**INSTRUCTIONS FOR THE TASK**. Would you copy each line of the records that includes the word "JSON"?

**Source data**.
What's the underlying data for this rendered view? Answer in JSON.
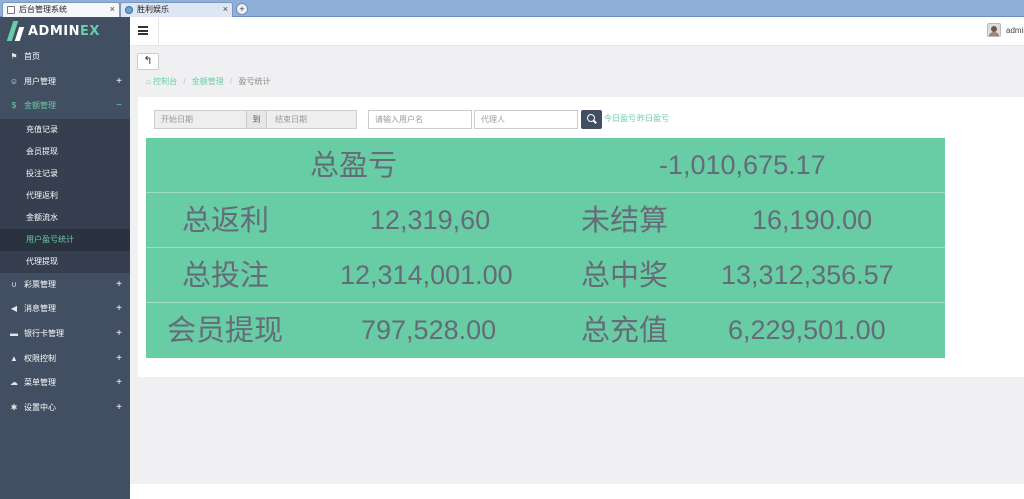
{
  "browser": {
    "tabs": [
      {
        "title": "后台管理系统",
        "close": "×"
      },
      {
        "title": "胜利娱乐",
        "close": "×"
      }
    ],
    "new_tab": "+"
  },
  "sidebar": {
    "brand": {
      "prefix": "ADMIN",
      "suffix": "EX"
    },
    "items": [
      {
        "label": "首页",
        "icon": "flag-icon",
        "glyph": "⚑",
        "expandable": false
      },
      {
        "label": "用户管理",
        "icon": "user-icon",
        "glyph": "☺",
        "expandable": true,
        "toggle": "+"
      },
      {
        "label": "金额管理",
        "icon": "dollar-icon",
        "glyph": "$",
        "expandable": true,
        "toggle": "−",
        "open": true,
        "children": [
          "充值记录",
          "会员提现",
          "投注记录",
          "代理返利",
          "金额流水",
          "用户盈亏统计",
          "代理提现"
        ],
        "active_child": "用户盈亏统计"
      },
      {
        "label": "彩票管理",
        "icon": "magnet-icon",
        "glyph": "∪",
        "expandable": true,
        "toggle": "+"
      },
      {
        "label": "消息管理",
        "icon": "bullhorn-icon",
        "glyph": "◀",
        "expandable": true,
        "toggle": "+"
      },
      {
        "label": "银行卡管理",
        "icon": "briefcase-icon",
        "glyph": "▬",
        "expandable": true,
        "toggle": "+"
      },
      {
        "label": "权限控制",
        "icon": "lock-icon",
        "glyph": "▲",
        "expandable": true,
        "toggle": "+"
      },
      {
        "label": "菜单管理",
        "icon": "cloud-icon",
        "glyph": "☁",
        "expandable": true,
        "toggle": "+"
      },
      {
        "label": "设置中心",
        "icon": "gear-icon",
        "glyph": "✱",
        "expandable": true,
        "toggle": "+"
      }
    ]
  },
  "header": {
    "username": "admin"
  },
  "breadcrumb": {
    "home_glyph": "⌂",
    "items": [
      "控制台",
      "金额管理",
      "盈亏统计"
    ],
    "separator": "/"
  },
  "toolbar": {
    "back_glyph": "↰"
  },
  "search": {
    "start_date_placeholder": "开始日期",
    "to_label": "到",
    "end_date_placeholder": "结束日期",
    "username_placeholder": "请输入用户名",
    "agent_placeholder": "代理人",
    "quick_links": [
      "今日盈亏",
      "昨日盈亏"
    ]
  },
  "stats": {
    "total_profit_label": "总盈亏",
    "total_profit_value": "-1,010,675.17",
    "rebate_label": "总返利",
    "rebate_value": "12,319,60",
    "unsettled_label": "未结算",
    "unsettled_value": "16,190.00",
    "bet_label": "总投注",
    "bet_value": "12,314,001.00",
    "win_label": "总中奖",
    "win_value": "13,312,356.57",
    "withdraw_label": "会员提现",
    "withdraw_value": "797,528.00",
    "recharge_label": "总充值",
    "recharge_value": "6,229,501.00"
  },
  "colors": {
    "sidebar_bg": "#424f63",
    "accent": "#65cea7",
    "stats_bg": "#68cca4",
    "stats_text": "#656b78"
  }
}
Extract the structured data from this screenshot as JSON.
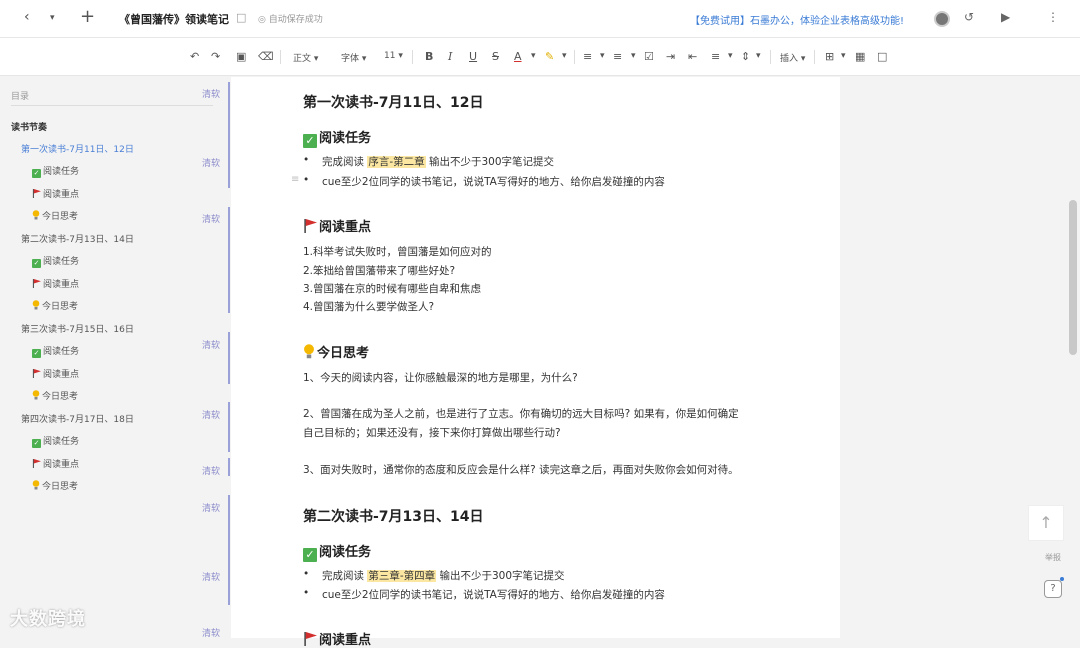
{
  "topbar": {
    "doc_title": "《曾国藩传》领读笔记",
    "save_status": "自动保存成功",
    "promo": "【免费试用】石墨办公，体验企业表格高级功能!"
  },
  "toolbar": {
    "style": "正文",
    "font": "字体",
    "size": "11",
    "insert": "插入"
  },
  "sidebar": {
    "header": "目录",
    "clear": "清软",
    "section": "读书节奏",
    "items": [
      {
        "label": "第一次读书-7月11日、12日",
        "level": 1,
        "active": true
      },
      {
        "label": "阅读任务",
        "level": 2,
        "icon": "check"
      },
      {
        "label": "阅读重点",
        "level": 2,
        "icon": "flag"
      },
      {
        "label": "今日思考",
        "level": 2,
        "icon": "bulb"
      },
      {
        "label": "第二次读书-7月13日、14日",
        "level": 1
      },
      {
        "label": "阅读任务",
        "level": 2,
        "icon": "check"
      },
      {
        "label": "阅读重点",
        "level": 2,
        "icon": "flag"
      },
      {
        "label": "今日思考",
        "level": 2,
        "icon": "bulb"
      },
      {
        "label": "第三次读书-7月15日、16日",
        "level": 1
      },
      {
        "label": "阅读任务",
        "level": 2,
        "icon": "check"
      },
      {
        "label": "阅读重点",
        "level": 2,
        "icon": "flag"
      },
      {
        "label": "今日思考",
        "level": 2,
        "icon": "bulb"
      },
      {
        "label": "第四次读书-7月17日、18日",
        "level": 1
      },
      {
        "label": "阅读任务",
        "level": 2,
        "icon": "check"
      },
      {
        "label": "阅读重点",
        "level": 2,
        "icon": "flag"
      },
      {
        "label": "今日思考",
        "level": 2,
        "icon": "bulb"
      }
    ]
  },
  "doc": {
    "s1_title": "第一次读书-7月11日、12日",
    "task_heading": "阅读任务",
    "s1_task1_pre": "完成阅读",
    "s1_task1_hl": "序言-第二章",
    "s1_task1_post": "输出不少于300字笔记提交",
    "task2": "cue至少2位同学的读书笔记，说说TA写得好的地方、给你启发碰撞的内容",
    "focus_heading": "阅读重点",
    "focus": [
      "1.科举考试失败时，曾国藩是如何应对的",
      "2.笨拙给曾国藩带来了哪些好处?",
      "3.曾国藩在京的时候有哪些自卑和焦虑",
      "4.曾国藩为什么要学做圣人?"
    ],
    "think_heading": "今日思考",
    "think1": "1、今天的阅读内容，让你感触最深的地方是哪里，为什么?",
    "think2a": "2、曾国藩在成为圣人之前，也是进行了立志。你有确切的远大目标吗? 如果有，你是如何确定",
    "think2b": "自己目标的；如果还没有，接下来你打算做出哪些行动?",
    "think3": "3、面对失败时，通常你的态度和反应会是什么样? 读完这章之后，再面对失败你会如何对待。",
    "s2_title": "第二次读书-7月13日、14日",
    "s2_task1_pre": "完成阅读",
    "s2_task1_hl": "第三章-第四章",
    "s2_task1_post": "输出不少于300字笔记提交",
    "s2_focus_partial": "阅读重点"
  },
  "side_actions": {
    "report": "举报",
    "help": "?"
  },
  "watermark": "大数跨境",
  "colors": {
    "accent": "#3a7bd5",
    "highlight": "#fbe7a1",
    "check": "#4caf50",
    "flag": "#d32f2f"
  }
}
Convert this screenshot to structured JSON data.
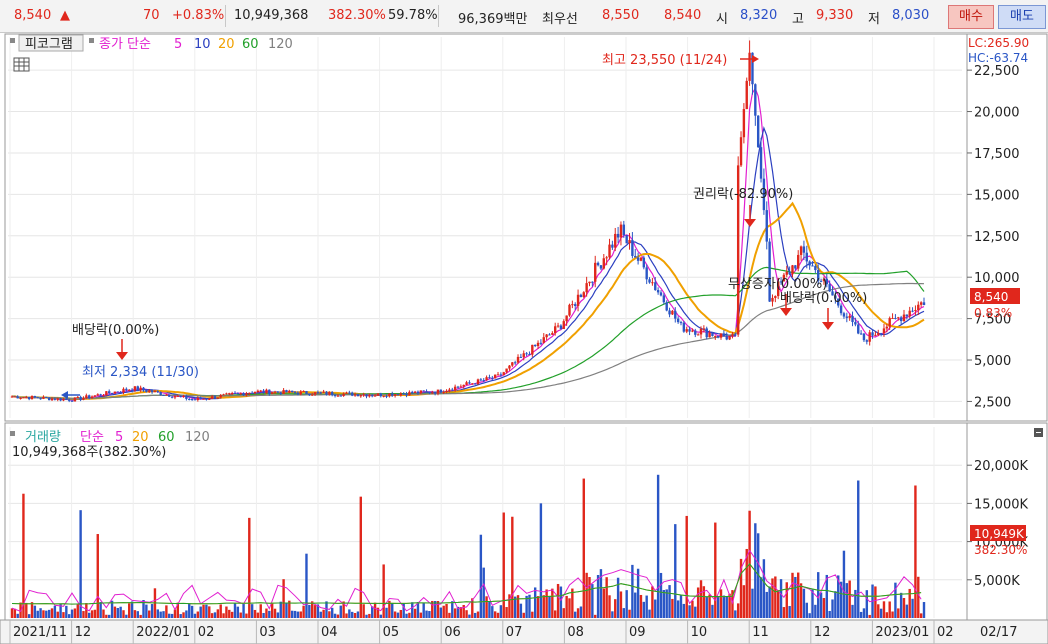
{
  "topbar": {
    "price": "8,540",
    "change": "70",
    "change_pct": "+0.83%",
    "volume": "10,949,368",
    "volume_ratio": "382.30%",
    "turnover": "59.78%",
    "amount": "96,369백만",
    "best_label": "최우선",
    "best_ask": "8,550",
    "best_bid": "8,540",
    "open_label": "시",
    "open": "8,320",
    "high_label": "고",
    "high": "9,330",
    "low_label": "저",
    "low": "8,030",
    "buy_label": "매수",
    "sell_label": "매도"
  },
  "price_panel": {
    "header": {
      "chart_name": "피코그램",
      "series_label": "종가 단순",
      "ma_periods": [
        "5",
        "10",
        "20",
        "60",
        "120"
      ]
    },
    "lc": "LC:265.90",
    "hc": "HC:-63.74",
    "current_price_tag": "8,540",
    "current_pct": "0.83%",
    "yaxis_ticks": [
      "22,500",
      "20,000",
      "17,500",
      "15,000",
      "12,500",
      "10,000",
      "7,500",
      "5,000",
      "2,500"
    ],
    "annotations": {
      "max_label": "최고 23,550 (11/24)",
      "min_label": "최저 2,334 (11/30)",
      "dividend1": "배당락(0.00%)",
      "rights": "권리락(-82.90%)",
      "bonus": "무상증자(0.00%)",
      "dividend2": "배당락(0.00%)"
    }
  },
  "volume_panel": {
    "header": {
      "title": "거래량",
      "series_label": "단순",
      "ma_periods": [
        "5",
        "20",
        "60",
        "120"
      ],
      "value_text": "10,949,368주(382.30%)"
    },
    "yaxis_ticks": [
      "20,000K",
      "15,000K",
      "10,000K",
      "5,000K"
    ],
    "current_volume_tag": "10,949K",
    "current_pct": "382.30%"
  },
  "xaxis": {
    "labels": [
      "2021/11",
      "12",
      "2022/01",
      "02",
      "03",
      "04",
      "05",
      "06",
      "07",
      "08",
      "09",
      "10",
      "11",
      "12",
      "2023/01",
      "02"
    ],
    "right_label": "02/17"
  },
  "colors": {
    "up": "#e0271c",
    "down": "#2a56c6",
    "ma5": "#e11fd0",
    "ma10": "#2b3fc0",
    "ma20": "#f0a000",
    "ma60": "#22a02a",
    "ma120": "#808080"
  },
  "chart_data": {
    "type": "line",
    "title": "피코그램",
    "x": [
      "2021/11",
      "12",
      "2022/01",
      "02",
      "03",
      "04",
      "05",
      "06",
      "07",
      "08",
      "09",
      "10",
      "11",
      "12",
      "2023/01",
      "02"
    ],
    "series": [
      {
        "name": "종가",
        "values": [
          2800,
          2600,
          3300,
          2600,
          3100,
          3000,
          2900,
          3100,
          4000,
          7000,
          12800,
          7000,
          6200,
          11500,
          6200,
          8540
        ]
      }
    ],
    "ylim": [
      1500,
      24500
    ],
    "ylabel": "",
    "xlabel": ""
  }
}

**RESULT OF THIS EXERCISE**.
What's the underlying data for this rendered view? Answer in JSON.
Extract the structured data from this screenshot as JSON.
Convert this screenshot to structured JSON data.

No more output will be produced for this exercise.